I love the printed and scanned documents with handwritten S40(2) notes. Problem with Adobe, chaps? *guffaw*

Fred Bear said...

One thing's for certain - The BBC are really big fans of your blog!

TVL178 said...

Just a small point that occurred to me when reading the FOI release. The BBC appears to have copied wholesale article(s) from your website and disseminated them by email internally. Could this perhaps be a breach of your copyright? Not sure they could claim the journalism exemption for that. Perhaps you would like to send them a cease and desist notice? Or better still, repeated "threatograms" about copyright infringement...

Admin said...

The BBC routinely grazes the web for material it can utilise in its output (or steal, depending on your perspective).
We spend a lot of time encouraging people to share and discuss our articles, so can't really complain at the BBC doing so.

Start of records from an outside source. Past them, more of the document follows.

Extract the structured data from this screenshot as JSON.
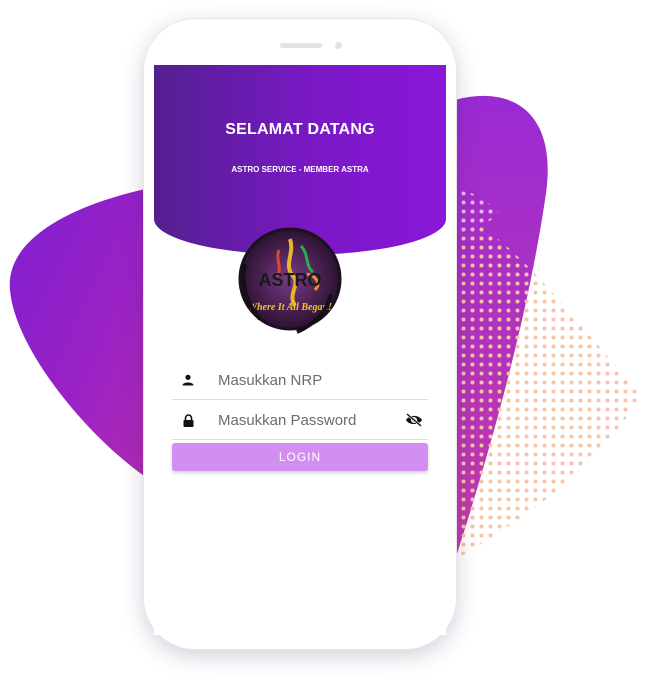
{
  "header": {
    "title": "SELAMAT DATANG",
    "subtitle": "ASTRO SERVICE - MEMBER ASTRA"
  },
  "logo": {
    "text": "ASTRO",
    "tagline": "Where It All Began!"
  },
  "form": {
    "nrp_placeholder": "Masukkan NRP",
    "password_placeholder": "Masukkan Password",
    "login_label": "LOGIN"
  },
  "icons": {
    "user": "person-icon",
    "lock": "lock-icon",
    "toggle": "eye-off-icon"
  },
  "colors": {
    "header_start": "#53208f",
    "header_end": "#8a17d8",
    "button": "#d38ef2",
    "accent_dots": "#f7c4a6"
  }
}
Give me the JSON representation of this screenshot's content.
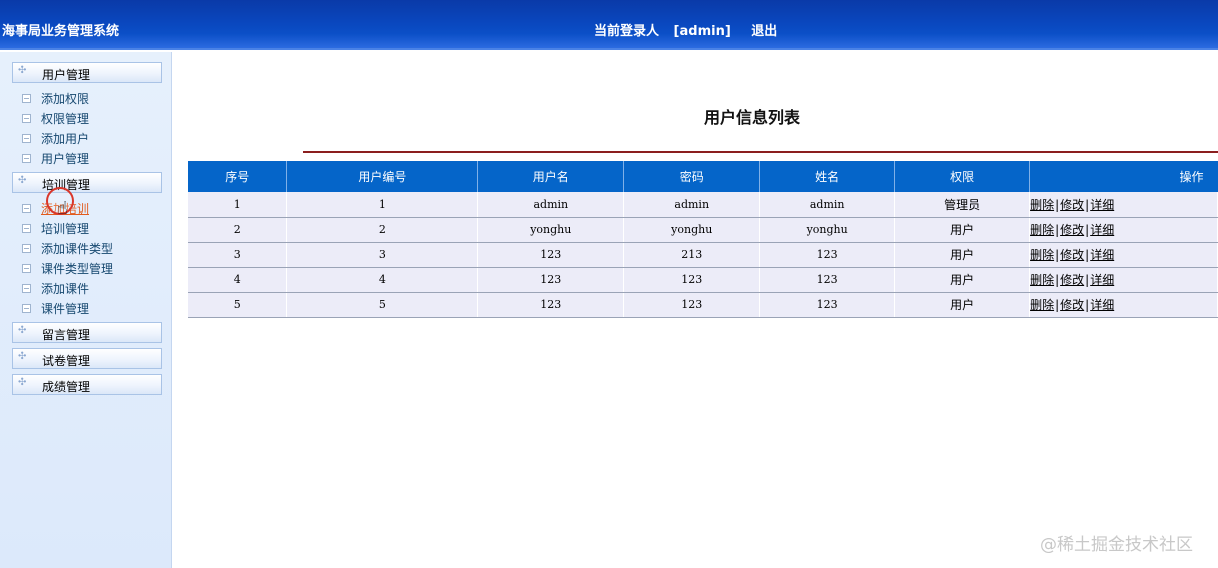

Fred Bear said...

Hmmm 20,000 WOIRAs and around 100 search warrants per year. Even if every WOIRA address is targeted for a search warrant, which is by some miracle granted, it would take 200 years to visit each address.

Fred Bear said...

Just had another look through the released correspondence. In document 1 it is said in relation to WOIRAs:

“If asked about this information (16k addresses suppressed from visiting in March 2015) we would say: If individuals withdraw the right of access to visit, TV Licensing will use detection on those addresses”

Note the use of the word "will". Who are they kidding? Or perhaps they do not understand the legal use of surveillance?

Admin said...

Good spot.
In non-BBC speak: If asked about the massive number of WOIRA, we would simply lie and say we'd used detection.